“At the salt mines of Hallein near Salzburg the miners throw a leafless wintry bough into one of the abandoned workings. Two or three months later, through the effect of waters saturated with salt which soak the bough and then let it dry as they recede, the miners find it covered with a shiny deposit of crystals.”
—Stendhal, On Love, 1822
Salzburg Bough takes its inspiration from the chapter in Stendhal’s book describing “crystallization,” the most important stage in the act of falling in love. This metaphorical term describes attraction as being the shimmering crystals encrusted on an otherwise ordinary leafless bough. The piece was originally installed in the former salt factory in Hallein that inspired Stendhal’s writing and is re-created for this exhibition.
About the Artist
Elise Rasmussen (b. 1977, Edmonton, Canada) first honored her franco-philia at the age of ten by proclaiming she would go by her middle name Elise. She continues to indulge her penchant for French culture by spending time in cafes, using Garamond typeface whenever possible, and creating projects inspired by New Wave cinema and the French Revolution.
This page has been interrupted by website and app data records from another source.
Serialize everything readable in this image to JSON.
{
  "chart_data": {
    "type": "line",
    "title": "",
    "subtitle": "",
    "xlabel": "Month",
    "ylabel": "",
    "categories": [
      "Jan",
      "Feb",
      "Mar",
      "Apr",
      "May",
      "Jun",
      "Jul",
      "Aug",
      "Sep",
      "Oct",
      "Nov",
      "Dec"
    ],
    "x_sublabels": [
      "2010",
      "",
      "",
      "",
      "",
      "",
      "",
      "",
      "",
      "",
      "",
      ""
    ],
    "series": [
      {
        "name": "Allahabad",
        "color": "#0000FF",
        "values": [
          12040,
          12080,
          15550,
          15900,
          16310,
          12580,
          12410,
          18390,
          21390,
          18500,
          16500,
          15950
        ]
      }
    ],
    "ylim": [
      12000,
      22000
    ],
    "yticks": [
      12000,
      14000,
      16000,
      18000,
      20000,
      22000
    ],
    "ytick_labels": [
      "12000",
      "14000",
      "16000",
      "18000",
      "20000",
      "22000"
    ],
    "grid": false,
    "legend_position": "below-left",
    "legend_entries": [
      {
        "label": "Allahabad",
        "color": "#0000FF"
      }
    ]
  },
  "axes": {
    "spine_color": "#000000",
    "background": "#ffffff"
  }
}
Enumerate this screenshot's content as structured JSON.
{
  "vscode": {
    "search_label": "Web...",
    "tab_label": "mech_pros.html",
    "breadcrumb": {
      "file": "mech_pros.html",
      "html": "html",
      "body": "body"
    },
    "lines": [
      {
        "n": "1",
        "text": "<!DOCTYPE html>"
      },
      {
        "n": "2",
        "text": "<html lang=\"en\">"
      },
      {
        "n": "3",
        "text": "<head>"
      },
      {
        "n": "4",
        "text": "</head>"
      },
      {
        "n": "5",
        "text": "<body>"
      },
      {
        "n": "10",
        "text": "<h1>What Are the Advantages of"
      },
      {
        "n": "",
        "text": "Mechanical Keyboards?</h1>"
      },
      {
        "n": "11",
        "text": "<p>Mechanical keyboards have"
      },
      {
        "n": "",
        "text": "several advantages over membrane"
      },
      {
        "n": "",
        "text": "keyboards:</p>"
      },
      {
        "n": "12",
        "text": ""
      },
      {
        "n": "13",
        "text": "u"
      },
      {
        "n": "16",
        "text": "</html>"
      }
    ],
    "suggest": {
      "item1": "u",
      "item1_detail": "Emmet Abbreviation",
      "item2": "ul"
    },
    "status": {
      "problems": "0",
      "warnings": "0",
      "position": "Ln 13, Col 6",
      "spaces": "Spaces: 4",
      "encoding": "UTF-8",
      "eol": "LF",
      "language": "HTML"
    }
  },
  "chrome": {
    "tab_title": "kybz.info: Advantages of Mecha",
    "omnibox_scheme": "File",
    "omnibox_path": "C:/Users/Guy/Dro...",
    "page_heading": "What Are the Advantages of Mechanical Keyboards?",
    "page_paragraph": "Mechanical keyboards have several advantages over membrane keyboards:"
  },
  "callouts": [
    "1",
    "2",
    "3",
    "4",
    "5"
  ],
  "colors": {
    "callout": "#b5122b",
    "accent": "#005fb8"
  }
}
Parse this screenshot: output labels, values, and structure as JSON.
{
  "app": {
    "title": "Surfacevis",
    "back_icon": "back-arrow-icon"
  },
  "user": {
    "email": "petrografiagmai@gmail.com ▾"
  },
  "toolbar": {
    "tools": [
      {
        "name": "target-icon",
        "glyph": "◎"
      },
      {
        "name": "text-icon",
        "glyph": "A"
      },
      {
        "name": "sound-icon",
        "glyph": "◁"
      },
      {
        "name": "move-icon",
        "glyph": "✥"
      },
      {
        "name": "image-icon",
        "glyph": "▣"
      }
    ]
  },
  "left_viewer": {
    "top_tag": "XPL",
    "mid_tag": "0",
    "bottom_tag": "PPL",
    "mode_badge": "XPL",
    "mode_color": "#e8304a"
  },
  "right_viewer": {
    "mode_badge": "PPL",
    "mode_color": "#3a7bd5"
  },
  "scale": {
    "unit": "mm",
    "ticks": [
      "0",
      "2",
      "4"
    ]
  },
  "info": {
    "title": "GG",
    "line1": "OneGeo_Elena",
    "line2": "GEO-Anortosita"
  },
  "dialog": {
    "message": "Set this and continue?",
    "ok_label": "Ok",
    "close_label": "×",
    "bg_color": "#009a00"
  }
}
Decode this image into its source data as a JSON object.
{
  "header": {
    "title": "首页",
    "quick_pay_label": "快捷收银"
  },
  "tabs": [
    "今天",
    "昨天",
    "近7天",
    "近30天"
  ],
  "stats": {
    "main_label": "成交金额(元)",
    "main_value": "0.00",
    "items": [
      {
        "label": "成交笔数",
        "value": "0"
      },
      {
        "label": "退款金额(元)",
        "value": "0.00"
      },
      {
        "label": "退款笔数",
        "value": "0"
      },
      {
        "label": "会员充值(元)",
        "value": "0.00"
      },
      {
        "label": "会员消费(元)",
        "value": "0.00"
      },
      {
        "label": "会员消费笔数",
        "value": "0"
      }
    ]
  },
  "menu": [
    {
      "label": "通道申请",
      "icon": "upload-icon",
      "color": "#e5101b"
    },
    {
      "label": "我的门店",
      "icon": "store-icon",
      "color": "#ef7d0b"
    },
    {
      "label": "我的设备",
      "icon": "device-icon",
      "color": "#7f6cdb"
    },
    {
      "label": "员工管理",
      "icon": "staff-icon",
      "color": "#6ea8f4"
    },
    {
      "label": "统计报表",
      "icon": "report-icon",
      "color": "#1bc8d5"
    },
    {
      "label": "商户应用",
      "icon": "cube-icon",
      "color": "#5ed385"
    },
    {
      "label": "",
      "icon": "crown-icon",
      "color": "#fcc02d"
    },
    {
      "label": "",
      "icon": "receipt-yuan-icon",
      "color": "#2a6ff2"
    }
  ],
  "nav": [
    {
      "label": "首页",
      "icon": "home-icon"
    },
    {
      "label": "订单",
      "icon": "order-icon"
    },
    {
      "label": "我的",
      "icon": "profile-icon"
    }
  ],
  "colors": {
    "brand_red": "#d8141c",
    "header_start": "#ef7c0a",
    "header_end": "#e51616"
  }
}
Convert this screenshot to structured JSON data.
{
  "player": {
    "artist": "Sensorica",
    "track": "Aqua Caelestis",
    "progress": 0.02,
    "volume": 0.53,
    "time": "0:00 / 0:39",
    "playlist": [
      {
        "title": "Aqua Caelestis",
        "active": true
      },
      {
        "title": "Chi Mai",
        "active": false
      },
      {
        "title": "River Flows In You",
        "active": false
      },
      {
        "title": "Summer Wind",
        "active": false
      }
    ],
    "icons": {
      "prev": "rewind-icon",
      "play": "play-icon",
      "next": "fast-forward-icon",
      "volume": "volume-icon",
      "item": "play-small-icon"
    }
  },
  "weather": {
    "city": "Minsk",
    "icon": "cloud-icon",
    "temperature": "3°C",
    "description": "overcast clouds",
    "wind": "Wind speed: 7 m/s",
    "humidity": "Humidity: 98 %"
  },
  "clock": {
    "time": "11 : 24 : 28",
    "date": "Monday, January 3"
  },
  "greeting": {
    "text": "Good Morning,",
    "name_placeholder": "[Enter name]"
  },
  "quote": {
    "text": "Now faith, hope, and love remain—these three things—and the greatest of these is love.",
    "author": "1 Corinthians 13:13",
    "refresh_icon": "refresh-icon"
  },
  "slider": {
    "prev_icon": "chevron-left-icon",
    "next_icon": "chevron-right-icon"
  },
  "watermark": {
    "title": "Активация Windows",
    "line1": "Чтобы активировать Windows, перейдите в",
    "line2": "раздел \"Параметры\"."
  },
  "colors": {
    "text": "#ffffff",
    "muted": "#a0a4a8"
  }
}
In addition to these pursuits, her works explore many themes including the relationship between salt and love, and how art makes people sick.
Elise received her MFA from the School of the Art Institute of Chicago in 2007. She has exhibited in the United States, Canada, Austria and Germany. Elise lives in Brooklyn, NY and is currently working on a project that investigates reasons why the Atlantic Ocean is ruining her love life, and the legacy of the Cod Fishery and Beothuk cultures on contemporary identity in Newfoundland.
Image courtesy the artist.